EXERCISE PROMPT -> An image-free, exact copy of the records below is required.

EXERCISE MATERIALS ->
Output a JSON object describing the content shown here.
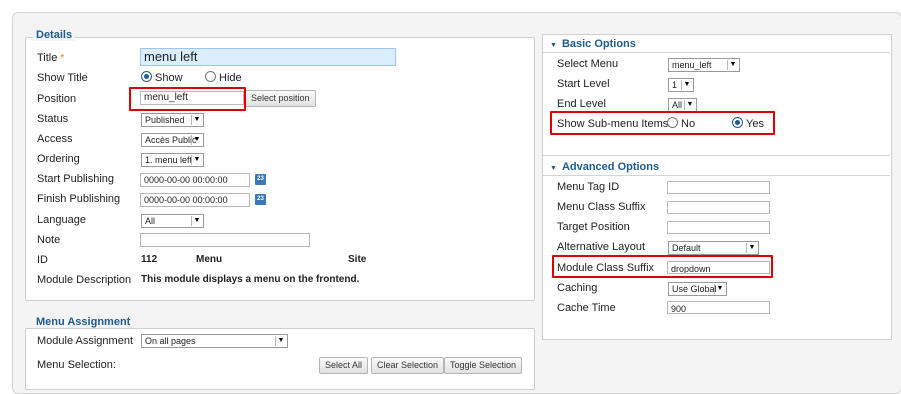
{
  "details": {
    "legend": "Details",
    "title_label": "Title",
    "title_required": "*",
    "title_value": "menu left",
    "show_title_label": "Show Title",
    "show_option": "Show",
    "hide_option": "Hide",
    "position_label": "Position",
    "position_value": "menu_left",
    "select_position_button": "Select position",
    "status_label": "Status",
    "status_value": "Published",
    "access_label": "Access",
    "access_value": "Accès Public",
    "ordering_label": "Ordering",
    "ordering_value": "1. menu left",
    "start_publishing_label": "Start Publishing",
    "start_publishing_value": "0000-00-00 00:00:00",
    "finish_publishing_label": "Finish Publishing",
    "finish_publishing_value": "0000-00-00 00:00:00",
    "calendar_icon_text": "23",
    "language_label": "Language",
    "language_value": "All",
    "note_label": "Note",
    "note_value": "",
    "id_label": "ID",
    "id_value": "112",
    "id_type": "Menu",
    "id_client": "Site",
    "description_label": "Module Description",
    "description_value": "This module displays a menu on the frontend."
  },
  "menu_assignment": {
    "legend": "Menu Assignment",
    "assignment_label": "Module Assignment",
    "assignment_value": "On all pages",
    "selection_label": "Menu Selection:",
    "select_all": "Select All",
    "clear_selection": "Clear Selection",
    "toggle_selection": "Toggle Selection"
  },
  "basic_options": {
    "title": "Basic Options",
    "select_menu_label": "Select Menu",
    "select_menu_value": "menu_left",
    "start_level_label": "Start Level",
    "start_level_value": "1",
    "end_level_label": "End Level",
    "end_level_value": "All",
    "show_submenu_label": "Show Sub-menu Items",
    "no_option": "No",
    "yes_option": "Yes"
  },
  "advanced_options": {
    "title": "Advanced Options",
    "menu_tag_id_label": "Menu Tag ID",
    "menu_tag_id_value": "",
    "menu_class_suffix_label": "Menu Class Suffix",
    "menu_class_suffix_value": "",
    "target_position_label": "Target Position",
    "target_position_value": "",
    "alternative_layout_label": "Alternative Layout",
    "alternative_layout_value": "Default",
    "module_class_suffix_label": "Module Class Suffix",
    "module_class_suffix_value": "dropdown",
    "caching_label": "Caching",
    "caching_value": "Use Global",
    "cache_time_label": "Cache Time",
    "cache_time_value": "900"
  },
  "colors": {
    "accent": "#1f5b8f",
    "highlight": "#e00000",
    "title_field_bg": "#dbeefe"
  }
}
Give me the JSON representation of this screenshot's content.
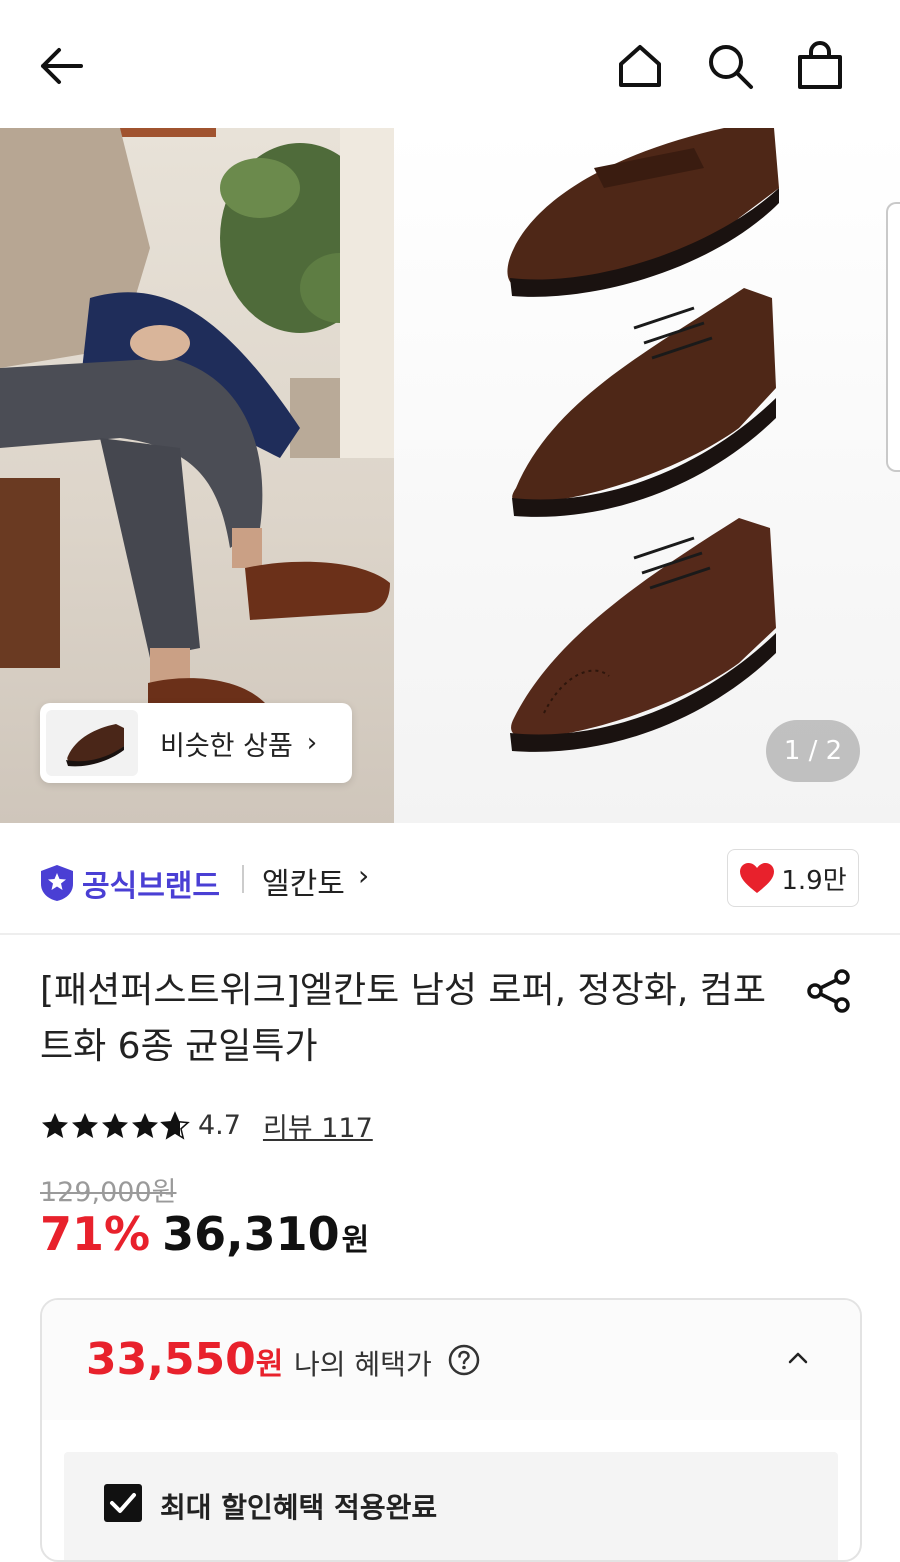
{
  "nav": {
    "back_icon": "arrow-left-icon",
    "home_icon": "home-icon",
    "search_icon": "search-icon",
    "cart_icon": "shopping-bag-icon"
  },
  "gallery": {
    "similar_label": "비슷한 상품",
    "similar_chevron": "›",
    "pager": "1 / 2"
  },
  "brand": {
    "badge_label": "공식브랜드",
    "name": "엘칸토",
    "chevron": "›",
    "like_count": "1.9만"
  },
  "product": {
    "title": "[패션퍼스트위크]엘칸토 남성 로퍼, 정장화, 컴포트화 6종 균일특가",
    "rating": "4.7",
    "rating_stars": 4.7,
    "review_link": "리뷰 117",
    "original_price": "129,000원",
    "discount": "71%",
    "price": "36,310",
    "currency": "원"
  },
  "benefit": {
    "price": "33,550",
    "currency": "원",
    "label": "나의 혜택가",
    "checkbox_label": "최대 할인혜택 적용완료"
  },
  "colors": {
    "accent_red": "#e8212c",
    "brand_purple": "#4a3fd4"
  }
}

RESPONSE FOR THIS EXERCISE ->
Output a JSON object describing the content shown here.
{
  "details": {
    "legend": "Details",
    "title_label": "Title",
    "title_required": "*",
    "title_value": "menu left",
    "show_title_label": "Show Title",
    "show_option": "Show",
    "hide_option": "Hide",
    "position_label": "Position",
    "position_value": "menu_left",
    "select_position_button": "Select position",
    "status_label": "Status",
    "status_value": "Published",
    "access_label": "Access",
    "access_value": "Accès Public",
    "ordering_label": "Ordering",
    "ordering_value": "1. menu left",
    "start_publishing_label": "Start Publishing",
    "start_publishing_value": "0000-00-00 00:00:00",
    "finish_publishing_label": "Finish Publishing",
    "finish_publishing_value": "0000-00-00 00:00:00",
    "calendar_icon_text": "23",
    "language_label": "Language",
    "language_value": "All",
    "note_label": "Note",
    "note_value": "",
    "id_label": "ID",
    "id_value": "112",
    "id_type": "Menu",
    "id_client": "Site",
    "description_label": "Module Description",
    "description_value": "This module displays a menu on the frontend."
  },
  "menu_assignment": {
    "legend": "Menu Assignment",
    "assignment_label": "Module Assignment",
    "assignment_value": "On all pages",
    "selection_label": "Menu Selection:",
    "select_all": "Select All",
    "clear_selection": "Clear Selection",
    "toggle_selection": "Toggle Selection"
  },
  "basic_options": {
    "title": "Basic Options",
    "select_menu_label": "Select Menu",
    "select_menu_value": "menu_left",
    "start_level_label": "Start Level",
    "start_level_value": "1",
    "end_level_label": "End Level",
    "end_level_value": "All",
    "show_submenu_label": "Show Sub-menu Items",
    "no_option": "No",
    "yes_option": "Yes"
  },
  "advanced_options": {
    "title": "Advanced Options",
    "menu_tag_id_label": "Menu Tag ID",
    "menu_tag_id_value": "",
    "menu_class_suffix_label": "Menu Class Suffix",
    "menu_class_suffix_value": "",
    "target_position_label": "Target Position",
    "target_position_value": "",
    "alternative_layout_label": "Alternative Layout",
    "alternative_layout_value": "Default",
    "module_class_suffix_label": "Module Class Suffix",
    "module_class_suffix_value": "dropdown",
    "caching_label": "Caching",
    "caching_value": "Use Global",
    "cache_time_label": "Cache Time",
    "cache_time_value": "900"
  },
  "colors": {
    "accent": "#1f5b8f",
    "highlight": "#e00000",
    "title_field_bg": "#dbeefe"
  }
}
Give me the JSON representation of this screenshot's content.
{
  "nav": {
    "back_icon": "arrow-left-icon",
    "home_icon": "home-icon",
    "search_icon": "search-icon",
    "cart_icon": "shopping-bag-icon"
  },
  "gallery": {
    "similar_label": "비슷한 상품",
    "similar_chevron": "›",
    "pager": "1 / 2"
  },
  "brand": {
    "badge_label": "공식브랜드",
    "name": "엘칸토",
    "chevron": "›",
    "like_count": "1.9만"
  },
  "product": {
    "title": "[패션퍼스트위크]엘칸토 남성 로퍼, 정장화, 컴포트화 6종 균일특가",
    "rating": "4.7",
    "rating_stars": 4.7,
    "review_link": "리뷰 117",
    "original_price": "129,000원",
    "discount": "71%",
    "price": "36,310",
    "currency": "원"
  },
  "benefit": {
    "price": "33,550",
    "currency": "원",
    "label": "나의 혜택가",
    "checkbox_label": "최대 할인혜택 적용완료"
  },
  "colors": {
    "accent_red": "#e8212c",
    "brand_purple": "#4a3fd4"
  }
}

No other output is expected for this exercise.